Ultrasound machine donated to hospital

With the new ultrasound machine, from left, are Mowbray Maternity obstetrician Chantel Stewart, Hisense sales manager Ronele Prince, cardiologist Professor Ntobeko Ntusi and Dr Dominique van Dyk.

An electronics firm has donated a new ultrasound machine to Mowbray Maternity Hospital, saying it was inspired by cardiologist Professor Ntobeko Ntusi climbing Mount Kilimanjaro to raise funds for one.

At the end of last year, Professor Ntusi travelled to Tanzania to climb Africa’s highest peak in a fund-raising drive for an ultrasound machine. (“Heart doc to climb mountain for maternity hospital,” Southern Suburbs Tatler, November 25).

The R500 000 machine was presented to the hospital on Thursday July 28.

The electronics company had contacted the hospital about making a donation after seeing a social media post about Professor Ntusi fund-raising initiative, said the hospital’s CEO, Janine Joemat.

“We are so overwhelmed by the generosity of everybody who became aware of Professor Ntusi’s climb.
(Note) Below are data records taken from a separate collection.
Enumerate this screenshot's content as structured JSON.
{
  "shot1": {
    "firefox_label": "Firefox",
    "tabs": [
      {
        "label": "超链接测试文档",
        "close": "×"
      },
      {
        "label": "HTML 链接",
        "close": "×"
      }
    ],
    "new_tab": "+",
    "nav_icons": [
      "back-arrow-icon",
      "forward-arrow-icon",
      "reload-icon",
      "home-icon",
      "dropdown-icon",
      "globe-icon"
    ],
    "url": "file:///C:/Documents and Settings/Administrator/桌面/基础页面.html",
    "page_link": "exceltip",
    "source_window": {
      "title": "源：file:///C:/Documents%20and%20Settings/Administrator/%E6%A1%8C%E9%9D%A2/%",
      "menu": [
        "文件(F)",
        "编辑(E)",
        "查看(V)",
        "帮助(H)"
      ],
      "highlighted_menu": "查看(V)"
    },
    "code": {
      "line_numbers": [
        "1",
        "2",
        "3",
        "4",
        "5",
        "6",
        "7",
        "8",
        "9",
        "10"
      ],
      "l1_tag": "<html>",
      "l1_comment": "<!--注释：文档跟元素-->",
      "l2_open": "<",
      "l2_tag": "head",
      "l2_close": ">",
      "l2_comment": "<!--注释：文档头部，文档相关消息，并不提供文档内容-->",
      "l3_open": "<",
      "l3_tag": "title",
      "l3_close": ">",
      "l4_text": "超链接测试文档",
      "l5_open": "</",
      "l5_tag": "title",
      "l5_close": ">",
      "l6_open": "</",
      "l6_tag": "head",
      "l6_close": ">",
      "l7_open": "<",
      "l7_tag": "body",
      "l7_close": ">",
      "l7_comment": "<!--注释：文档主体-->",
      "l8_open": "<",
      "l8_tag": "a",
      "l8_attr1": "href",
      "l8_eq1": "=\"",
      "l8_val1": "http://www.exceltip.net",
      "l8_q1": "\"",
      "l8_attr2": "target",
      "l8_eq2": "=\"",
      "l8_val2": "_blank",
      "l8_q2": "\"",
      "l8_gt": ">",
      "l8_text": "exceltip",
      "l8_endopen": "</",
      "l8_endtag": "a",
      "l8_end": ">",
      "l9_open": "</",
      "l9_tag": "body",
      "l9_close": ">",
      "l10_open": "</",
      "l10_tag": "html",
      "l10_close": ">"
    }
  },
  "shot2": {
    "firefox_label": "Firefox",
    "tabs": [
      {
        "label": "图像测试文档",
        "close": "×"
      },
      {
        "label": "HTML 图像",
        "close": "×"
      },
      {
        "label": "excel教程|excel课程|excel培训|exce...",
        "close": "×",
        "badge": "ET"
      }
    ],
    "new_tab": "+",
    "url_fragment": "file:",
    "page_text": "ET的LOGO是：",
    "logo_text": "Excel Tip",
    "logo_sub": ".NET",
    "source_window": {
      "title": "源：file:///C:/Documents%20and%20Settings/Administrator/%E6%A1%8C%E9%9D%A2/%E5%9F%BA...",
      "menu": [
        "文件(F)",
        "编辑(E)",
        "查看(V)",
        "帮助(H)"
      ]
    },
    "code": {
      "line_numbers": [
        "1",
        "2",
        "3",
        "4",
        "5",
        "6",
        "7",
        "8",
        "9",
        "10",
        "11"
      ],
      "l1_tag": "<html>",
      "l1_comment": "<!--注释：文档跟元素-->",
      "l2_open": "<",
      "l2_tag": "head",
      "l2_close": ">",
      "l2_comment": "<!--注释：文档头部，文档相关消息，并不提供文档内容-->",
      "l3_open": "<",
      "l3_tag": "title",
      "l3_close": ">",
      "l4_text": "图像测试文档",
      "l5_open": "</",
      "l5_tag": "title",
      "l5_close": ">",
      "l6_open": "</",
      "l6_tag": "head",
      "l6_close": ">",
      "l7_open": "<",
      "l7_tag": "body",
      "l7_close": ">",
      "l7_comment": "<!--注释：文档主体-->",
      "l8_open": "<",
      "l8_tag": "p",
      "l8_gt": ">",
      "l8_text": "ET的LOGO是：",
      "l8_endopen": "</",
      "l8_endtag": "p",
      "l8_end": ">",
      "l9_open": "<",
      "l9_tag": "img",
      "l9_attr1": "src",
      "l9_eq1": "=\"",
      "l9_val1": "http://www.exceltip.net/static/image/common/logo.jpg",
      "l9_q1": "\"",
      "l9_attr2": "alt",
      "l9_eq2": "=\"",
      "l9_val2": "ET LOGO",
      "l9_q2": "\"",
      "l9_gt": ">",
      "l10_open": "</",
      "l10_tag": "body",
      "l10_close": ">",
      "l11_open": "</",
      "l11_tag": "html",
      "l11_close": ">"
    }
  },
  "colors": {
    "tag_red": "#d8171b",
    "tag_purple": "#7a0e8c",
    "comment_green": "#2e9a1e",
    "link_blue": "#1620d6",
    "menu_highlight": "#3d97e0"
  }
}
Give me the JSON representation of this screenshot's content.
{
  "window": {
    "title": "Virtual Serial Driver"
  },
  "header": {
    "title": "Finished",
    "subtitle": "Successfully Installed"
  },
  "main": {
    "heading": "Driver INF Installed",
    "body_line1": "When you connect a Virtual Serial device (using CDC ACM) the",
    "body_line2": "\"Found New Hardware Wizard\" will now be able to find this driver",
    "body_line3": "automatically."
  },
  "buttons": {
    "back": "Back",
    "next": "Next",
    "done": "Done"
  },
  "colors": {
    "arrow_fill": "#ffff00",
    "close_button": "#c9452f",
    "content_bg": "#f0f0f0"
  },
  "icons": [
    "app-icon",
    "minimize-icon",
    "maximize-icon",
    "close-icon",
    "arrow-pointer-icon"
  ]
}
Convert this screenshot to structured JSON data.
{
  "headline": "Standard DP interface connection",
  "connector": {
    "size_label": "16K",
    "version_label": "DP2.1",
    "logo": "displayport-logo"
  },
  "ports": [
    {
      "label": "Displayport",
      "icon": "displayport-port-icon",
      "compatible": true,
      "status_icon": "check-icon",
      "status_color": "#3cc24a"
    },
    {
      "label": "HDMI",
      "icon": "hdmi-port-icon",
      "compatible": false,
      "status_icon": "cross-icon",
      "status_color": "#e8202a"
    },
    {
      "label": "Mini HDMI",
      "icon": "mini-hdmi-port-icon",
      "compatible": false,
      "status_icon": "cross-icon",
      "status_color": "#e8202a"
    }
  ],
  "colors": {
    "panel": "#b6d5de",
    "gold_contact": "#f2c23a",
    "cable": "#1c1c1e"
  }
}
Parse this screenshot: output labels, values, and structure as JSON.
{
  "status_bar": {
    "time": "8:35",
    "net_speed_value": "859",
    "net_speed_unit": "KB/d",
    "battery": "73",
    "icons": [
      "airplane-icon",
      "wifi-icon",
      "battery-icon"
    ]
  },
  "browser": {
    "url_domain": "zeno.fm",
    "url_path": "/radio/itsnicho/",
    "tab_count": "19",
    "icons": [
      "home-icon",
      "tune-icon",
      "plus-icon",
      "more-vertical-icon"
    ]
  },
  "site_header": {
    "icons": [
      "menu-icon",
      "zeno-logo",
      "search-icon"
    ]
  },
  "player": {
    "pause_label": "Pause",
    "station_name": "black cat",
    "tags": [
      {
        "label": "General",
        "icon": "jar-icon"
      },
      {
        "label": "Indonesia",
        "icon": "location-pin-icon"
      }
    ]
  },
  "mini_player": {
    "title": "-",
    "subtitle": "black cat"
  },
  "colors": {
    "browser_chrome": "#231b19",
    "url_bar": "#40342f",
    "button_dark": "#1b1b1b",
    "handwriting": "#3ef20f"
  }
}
The donors who donated on his GivenGain page who all shared encouraging messages towards him and now the private sector donor who donated this machine to us. Please know this machine will improve patient care,” she said.

Professor Ntusi, who is the chair and head of medicine at UCT and Groote Schuur Hospital, said it had taken him four days to summit Mount Kilimanjaro. “I enjoy the sheer beauty of the mountains, the solace they provide, and learning about the flora, fauna, and geology of each mountain.”

He had received an email from the electronics company offering to donate an ultrasound machine, he said.

Lead anaesthetist for obstetric anaesthesia at Groote Schuur and Mowbray Maternity Hospitals, Dr Dominique van Dyk, said the machine served multiple functions.

“Whilst mothers attending Mowbray Maternity often have ultrasound screening of their baby’s growth and development, and the public is familiar with this, very few laypeople realise that an ultrasound machine is very useful for the safe care of mothers undergoing obstetric surgery, usually caesarean section deliveries.”

The hospital now has a five ultrasound machines, and Ms Joemat said that thanks to Professor Ntusi’s fund-raising efforts plus support from donors, the hospital had managed to raise a further R200 000 which would be used to buy another one.

Anybody wishing to support the Hospital can email mmh.enquiries@westerncape.gov.za